* **Problem to work on**
Exclude the pictures and retype the entries as written.

------------------------

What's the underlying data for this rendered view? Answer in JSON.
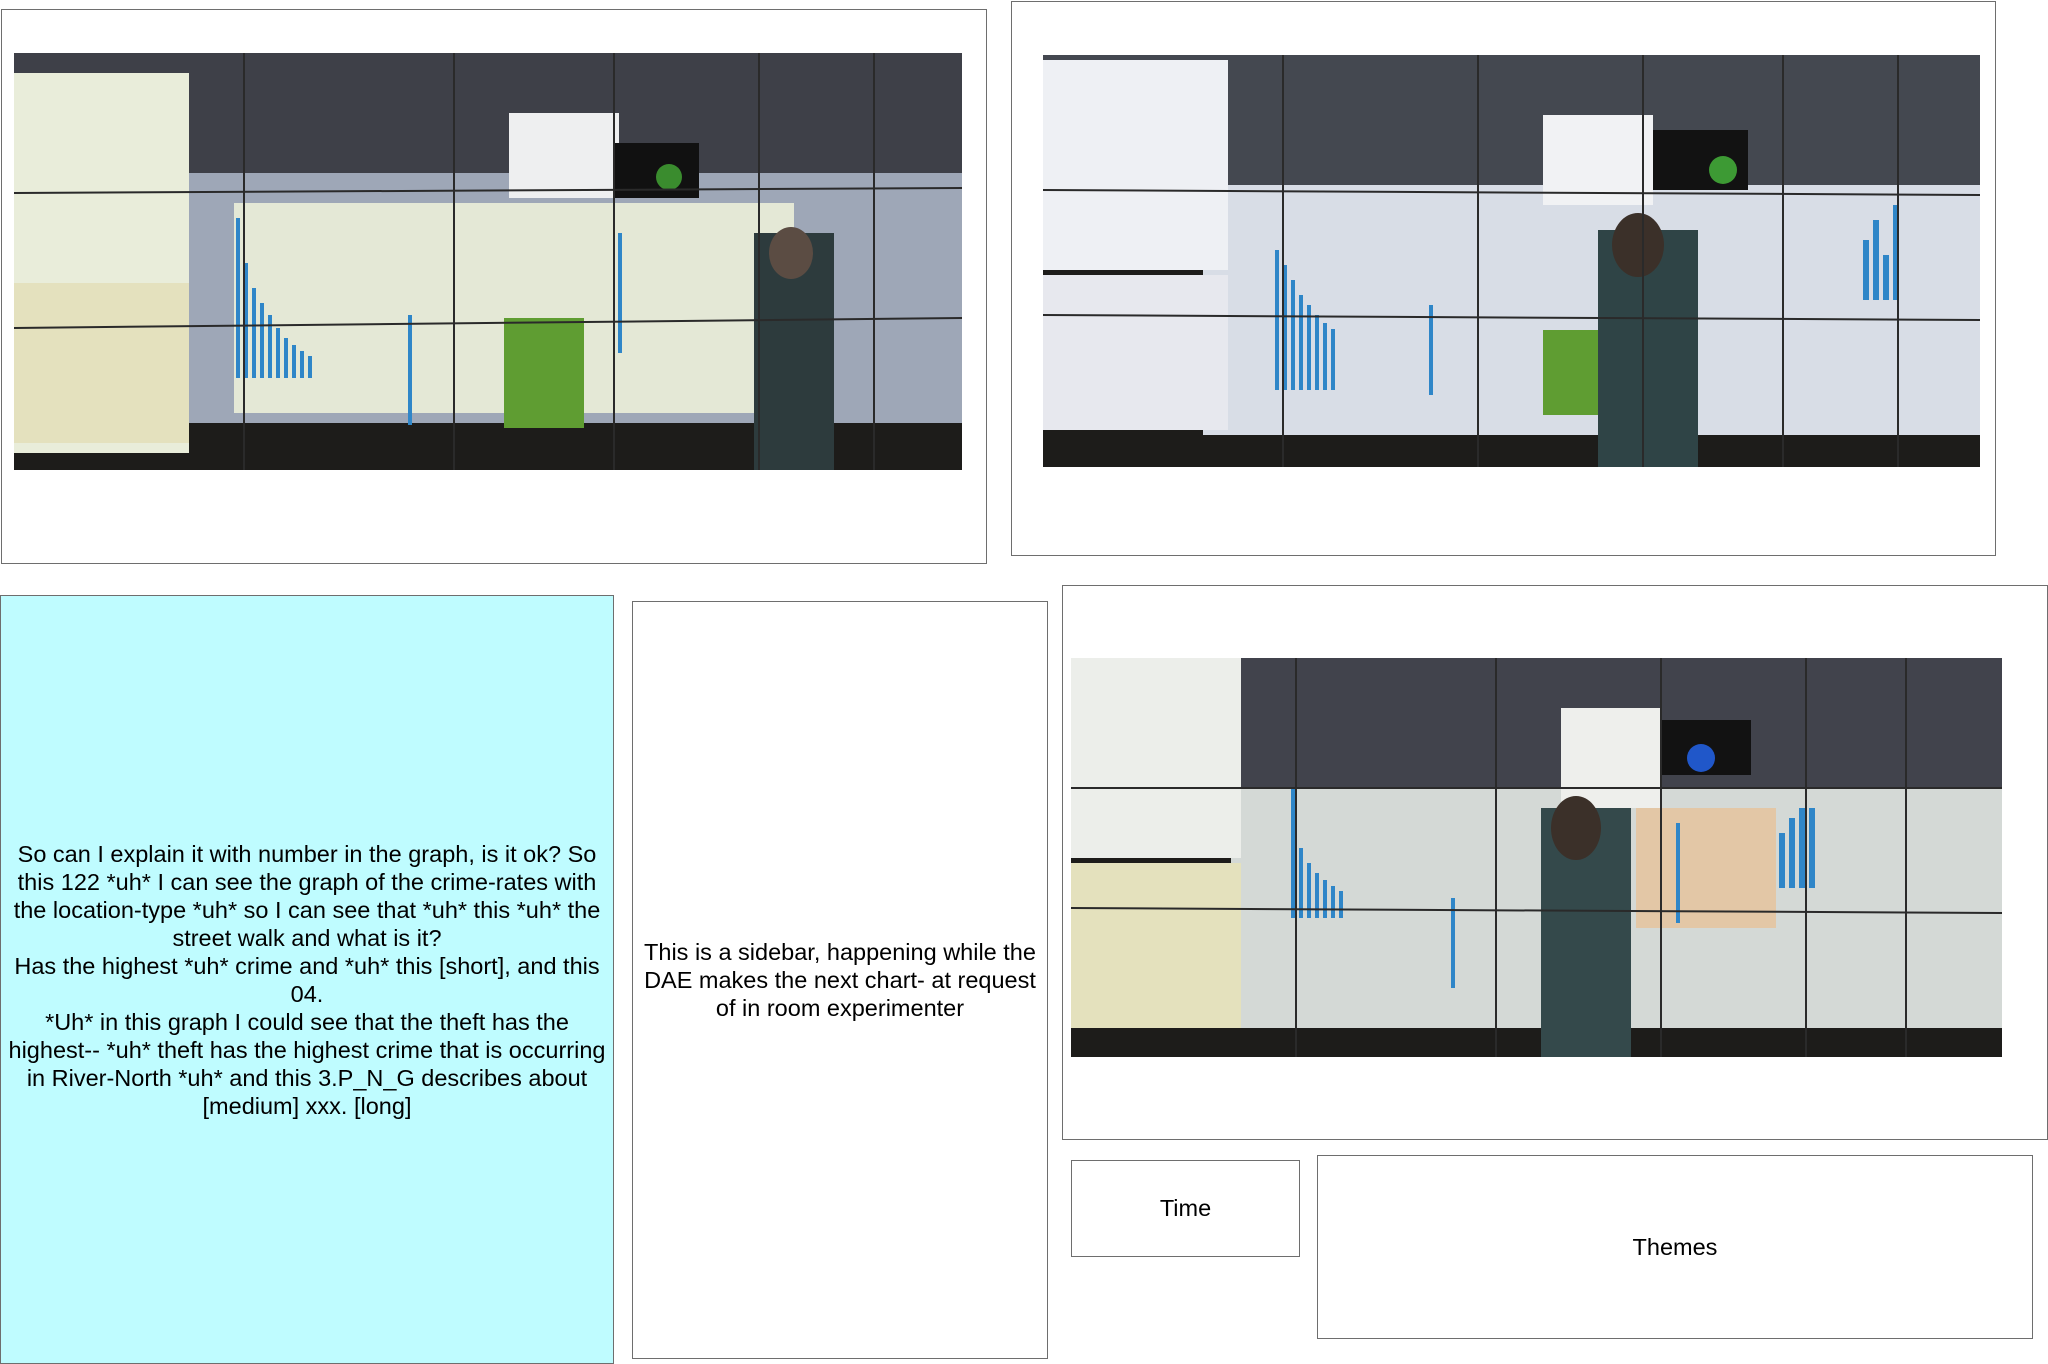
{
  "photos": [
    {
      "caption_hint": "",
      "content": "photo-wall-1"
    },
    {
      "caption_hint": "",
      "content": "photo-wall-2"
    },
    {
      "caption_hint": "",
      "content": "photo-wall-3"
    }
  ],
  "transcript": {
    "lines": [
      "So can I explain it with number in the graph, is it ok? So this 122 *uh* I can see the graph of the crime-rates with the location-type *uh* so I can see that *uh* this *uh* the street walk and what is it?",
      "Has the highest *uh* crime and *uh* this [short], and this 04.",
      "*Uh* in this graph I could see that the theft has the highest-- *uh* theft has the highest crime that is occurring in River-North *uh* and this 3.P_N_G describes about [medium] xxx. [long]"
    ]
  },
  "sidebar_note": {
    "text": "This is a sidebar, happening while the DAE makes the next chart- at request of in room experimenter"
  },
  "time_box": {
    "label": "Time"
  },
  "themes_box": {
    "label": "Themes"
  },
  "colors": {
    "transcript_bg": "#bffcff",
    "border": "#6e6e6e",
    "bar_blue": "#2f86c8",
    "green_panel": "#5f9d32"
  }
}
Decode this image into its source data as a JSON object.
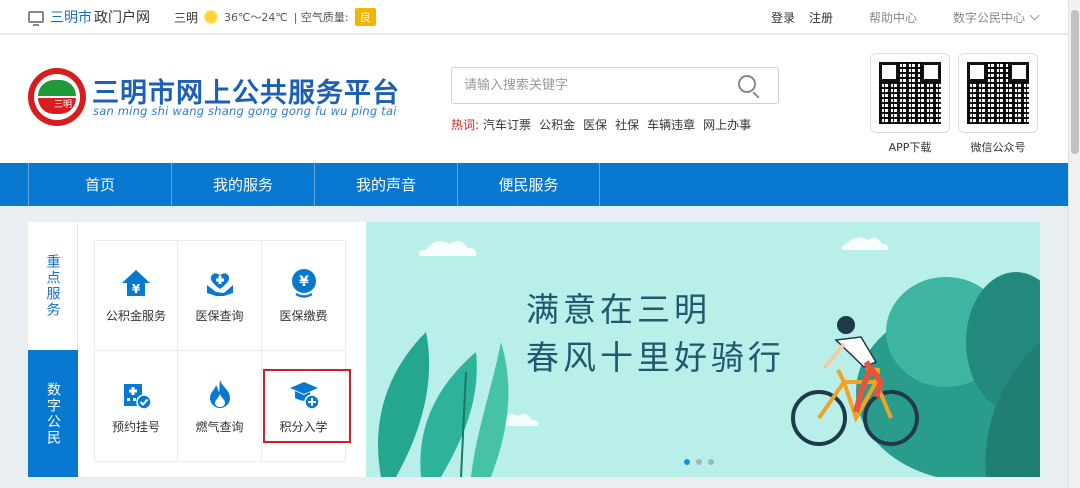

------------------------

* **Solution**
What's the underlying data for this rendered view? Answer in JSON.
{
  "photos": [
    {
      "caption_hint": "",
      "content": "photo-wall-1"
    },
    {
      "caption_hint": "",
      "content": "photo-wall-2"
    },
    {
      "caption_hint": "",
      "content": "photo-wall-3"
    }
  ],
  "transcript": {
    "lines": [
      "So can I explain it with number in the graph, is it ok? So this 122 *uh* I can see the graph of the crime-rates with the location-type *uh* so I can see that *uh* this *uh* the street walk and what is it?",
      "Has the highest *uh* crime and *uh* this [short], and this 04.",
      "*Uh* in this graph I could see that the theft has the highest-- *uh* theft has the highest crime that is occurring in River-North *uh* and this 3.P_N_G describes about [medium] xxx. [long]"
    ]
  },
  "sidebar_note": {
    "text": "This is a sidebar, happening while the DAE makes the next chart- at request of in room experimenter"
  },
  "time_box": {
    "label": "Time"
  },
  "themes_box": {
    "label": "Themes"
  },
  "colors": {
    "transcript_bg": "#bffcff",
    "border": "#6e6e6e",
    "bar_blue": "#2f86c8",
    "green_panel": "#5f9d32"
  }
}
Decode this image into its source data as a JSON object.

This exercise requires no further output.